What this task involves: Output the material exactly, with every line intact.

Records to use:
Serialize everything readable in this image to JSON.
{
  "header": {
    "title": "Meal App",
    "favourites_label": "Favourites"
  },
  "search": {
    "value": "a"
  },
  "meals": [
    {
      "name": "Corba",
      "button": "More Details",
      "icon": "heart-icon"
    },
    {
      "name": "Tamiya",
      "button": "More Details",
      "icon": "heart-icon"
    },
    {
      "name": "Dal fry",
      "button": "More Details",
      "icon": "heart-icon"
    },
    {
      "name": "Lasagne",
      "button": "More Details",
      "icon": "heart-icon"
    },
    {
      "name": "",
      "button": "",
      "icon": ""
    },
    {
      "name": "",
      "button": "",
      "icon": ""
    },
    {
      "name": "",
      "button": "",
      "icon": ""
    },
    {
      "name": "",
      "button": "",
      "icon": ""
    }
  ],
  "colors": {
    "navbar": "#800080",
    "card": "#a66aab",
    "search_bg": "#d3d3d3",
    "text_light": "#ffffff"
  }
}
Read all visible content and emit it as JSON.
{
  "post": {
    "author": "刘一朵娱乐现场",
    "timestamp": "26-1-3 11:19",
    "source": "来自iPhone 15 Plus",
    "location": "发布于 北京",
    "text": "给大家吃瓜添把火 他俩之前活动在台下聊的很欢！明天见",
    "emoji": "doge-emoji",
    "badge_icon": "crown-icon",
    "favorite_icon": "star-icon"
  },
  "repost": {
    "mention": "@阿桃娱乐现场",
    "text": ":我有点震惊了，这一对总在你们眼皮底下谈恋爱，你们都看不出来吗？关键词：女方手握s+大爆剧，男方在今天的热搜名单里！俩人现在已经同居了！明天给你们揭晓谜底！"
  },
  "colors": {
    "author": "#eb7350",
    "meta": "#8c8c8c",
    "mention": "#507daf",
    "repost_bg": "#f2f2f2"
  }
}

Result of this exercise:
Serialize everything readable in this image to JSON.
{
  "header": {
    "title": "Meal App",
    "favourites_label": "Favourites"
  },
  "search": {
    "value": "a"
  },
  "meals": [
    {
      "name": "Corba",
      "button": "More Details",
      "icon": "heart-icon"
    },
    {
      "name": "Tamiya",
      "button": "More Details",
      "icon": "heart-icon"
    },
    {
      "name": "Dal fry",
      "button": "More Details",
      "icon": "heart-icon"
    },
    {
      "name": "Lasagne",
      "button": "More Details",
      "icon": "heart-icon"
    },
    {
      "name": "",
      "button": "",
      "icon": ""
    },
    {
      "name": "",
      "button": "",
      "icon": ""
    },
    {
      "name": "",
      "button": "",
      "icon": ""
    },
    {
      "name": "",
      "button": "",
      "icon": ""
    }
  ],
  "colors": {
    "navbar": "#800080",
    "card": "#a66aab",
    "search_bg": "#d3d3d3",
    "text_light": "#ffffff"
  }
}
Read all visible content and emit it as JSON.
{
  "post": {
    "author": "刘一朵娱乐现场",
    "timestamp": "26-1-3 11:19",
    "source": "来自iPhone 15 Plus",
    "location": "发布于 北京",
    "text": "给大家吃瓜添把火 他俩之前活动在台下聊的很欢！明天见",
    "emoji": "doge-emoji",
    "badge_icon": "crown-icon",
    "favorite_icon": "star-icon"
  },
  "repost": {
    "mention": "@阿桃娱乐现场",
    "text": ":我有点震惊了，这一对总在你们眼皮底下谈恋爱，你们都看不出来吗？关键词：女方手握s+大爆剧，男方在今天的热搜名单里！俩人现在已经同居了！明天给你们揭晓谜底！"
  },
  "colors": {
    "author": "#eb7350",
    "meta": "#8c8c8c",
    "mention": "#507daf",
    "repost_bg": "#f2f2f2"
  }
}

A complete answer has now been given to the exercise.